Unfortunately the new Costume DLC depends on this patch. We’re currently working with Sony to try to pull this content from going live in the PlayStation Store tonight.
We hope to release a fix for the patch (as well as the downloadable content) as soon as possible. Really sorry about this!
Around August 2011, it was decided our next game was going to be Guacamelee. Lead animator Augusto Quijano was tasked with drawing some concept art to help the team get an idea of how Guacamelee might look. See how many actual locations from the game you recognize (click to enlarge).
There was also some concept art for levels that never went into production.
Once we had a better idea of what the scope of our game would encompass, it was up to Augusto again to do some storyboarding.
It has been one month since the release of Guacamelee and the official blogs from Playstation Europe and North America confirmed yesterday that Guacamelee is #1 on the PSN charts! Everybody here at Drinkbox is SUPER PUMPED. It’s a bit surreal seeing Guacamelee above Journey in the PlayStation Store charts. Well, maybe not that surreal, but we’d be lucky to be going as strong as Journey one year after its launch.

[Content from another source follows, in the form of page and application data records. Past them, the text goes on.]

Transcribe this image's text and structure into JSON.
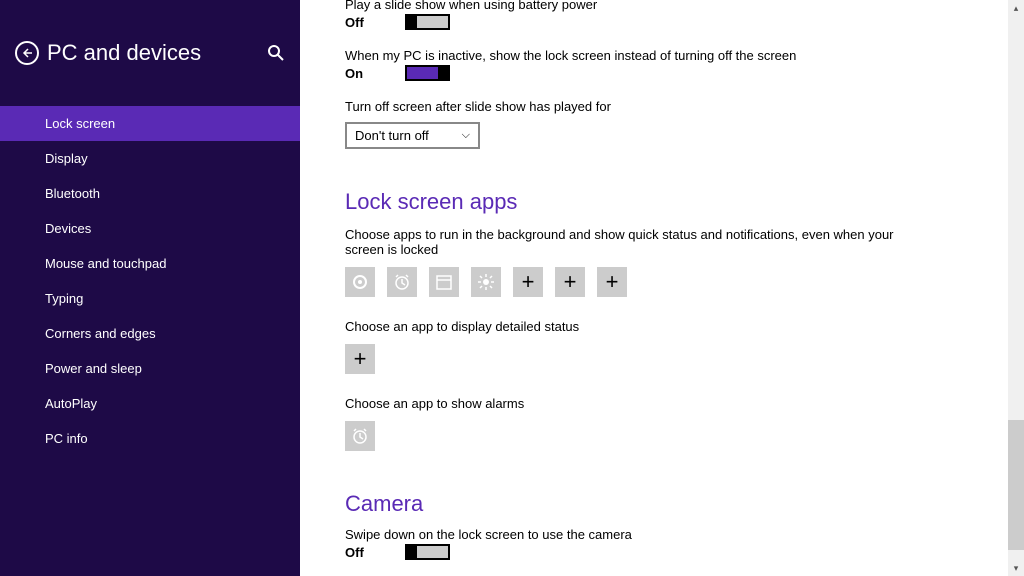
{
  "sidebar": {
    "title": "PC and devices",
    "items": [
      {
        "label": "Lock screen",
        "active": true
      },
      {
        "label": "Display"
      },
      {
        "label": "Bluetooth"
      },
      {
        "label": "Devices"
      },
      {
        "label": "Mouse and touchpad"
      },
      {
        "label": "Typing"
      },
      {
        "label": "Corners and edges"
      },
      {
        "label": "Power and sleep"
      },
      {
        "label": "AutoPlay"
      },
      {
        "label": "PC info"
      }
    ]
  },
  "content": {
    "battery_slideshow": {
      "label": "Play a slide show when using battery power",
      "state": "Off"
    },
    "inactive_lockscreen": {
      "label": "When my PC is inactive, show the lock screen instead of turning off the screen",
      "state": "On"
    },
    "turn_off_after": {
      "label": "Turn off screen after slide show has played for",
      "value": "Don't turn off"
    },
    "lock_apps": {
      "title": "Lock screen apps",
      "desc": "Choose apps to run in the background and show quick status and notifications, even when your screen is locked",
      "detailed_label": "Choose an app to display detailed status",
      "alarms_label": "Choose an app to show alarms"
    },
    "camera": {
      "title": "Camera",
      "desc": "Swipe down on the lock screen to use the camera",
      "state": "Off"
    }
  }
}
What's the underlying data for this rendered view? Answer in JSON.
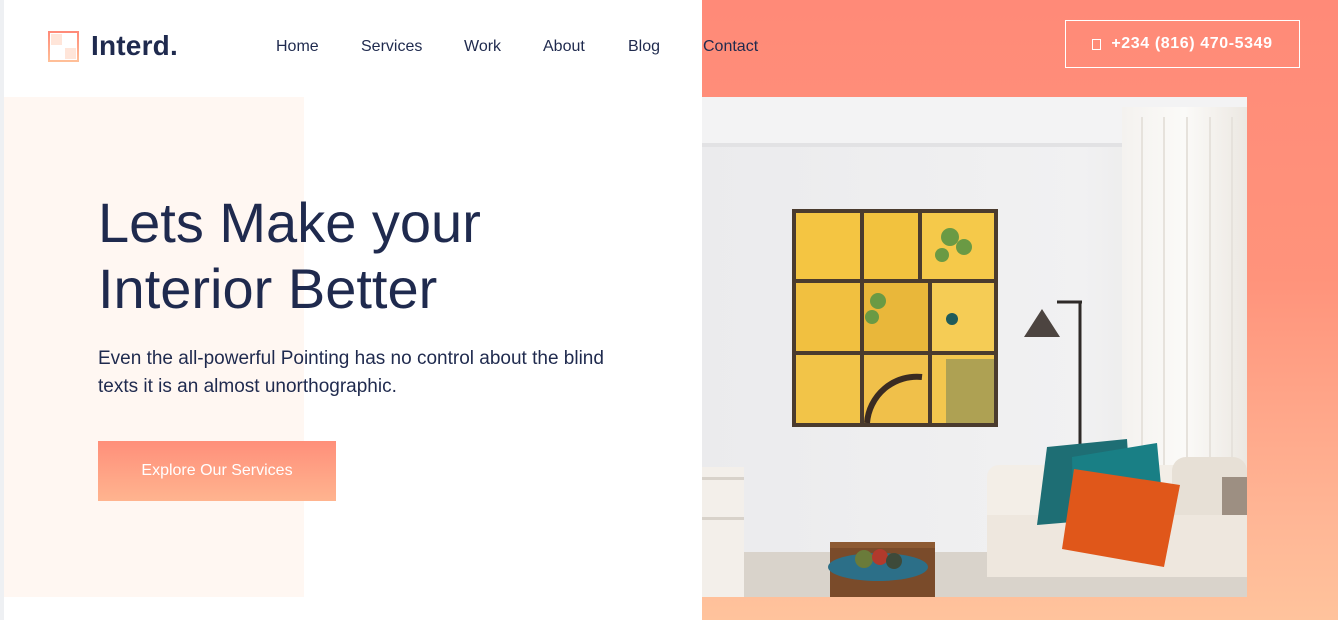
{
  "brand": {
    "name": "Interd.",
    "accent": "#ff8a78",
    "navy": "#1f2a4e"
  },
  "nav": {
    "items": [
      {
        "label": "Home"
      },
      {
        "label": "Services"
      },
      {
        "label": "Work"
      },
      {
        "label": "About"
      },
      {
        "label": "Blog"
      },
      {
        "label": "Contact"
      }
    ]
  },
  "header": {
    "phone_icon": "phone-icon",
    "phone_label": "+234 (816) 470-5349"
  },
  "hero": {
    "title_line1": "Lets Make your",
    "title_line2": "Interior Better",
    "subtitle": "Even the all-powerful Pointing has no control about the blind texts it is an almost unorthographic.",
    "cta_label": "Explore Our Services"
  }
}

Highlights of the month:
Guacamelee got 9/10′s from IGN, GameSpot, Destructoid, and Polygon. And there’s pretty much universal praise for the game on the Guac PS3 and Vita Metacritic pages. Some reviewers criticized the game’s difficulty spikes, which is a fair knock.
Guacamelee was also at the centre of discussions about how other cultures are portrayed in video games. Over at VentureBeat, Kotaku, and TechNewsDaily, it seems that more people than not were satisfied with how we used Mexican culture in Guac.
At PAX East, a.k.a. Boston, the guys made a day of the dead altar, and dressed up in popular Mexican attire, wearing guayaberas and bandanas (I checked with Augusto to make sure Wikipedia was correct in saying it’s popular Mexican attire), and Destructoid honoured Guacamelee as a ‘Must Play!‘ Hooray!
road trip food
Back in Toronto we were keeping busy showing the game off at Long Winter 5, a local music/arts festival put together by the band ‘Effed’ Up. We had a blast, especially Augusto, showing off Guac and helping our local game dev friends show off their games.
Oh, and we announced the release date for Guacamelee, probably setting a world record for shortest amount of time between the announcement of the release date and the release date. The game will be released on April 9th in the Americas, April 10th in Europe, and will support Cross-Buy for $14.99. Cross-Buy means you buy the game once and get both the PS3 and PS Vita versions. There’s also a Platinum Trophy!
We have some amazingtacular news! Guacamelee is a finalist at this year’s Independent Games Festival for Excellence in Visual Art! A big congratulations to our art team who are working hard to make Guacamelee look so good. So to Steph, Augusto, Ben, Tameka, Jay, and Tanya: congratulations!
We still have a ways to go before Guacamelee is a finished product, but it’s great to get kudos like this to let us know we’re on the right track.
Would you like a closer look at the creative process here at Drinkbox Studios? Then take some time to watch Augusto and Graham chat it up in the short video we made for our 2012 Indiecade nomination.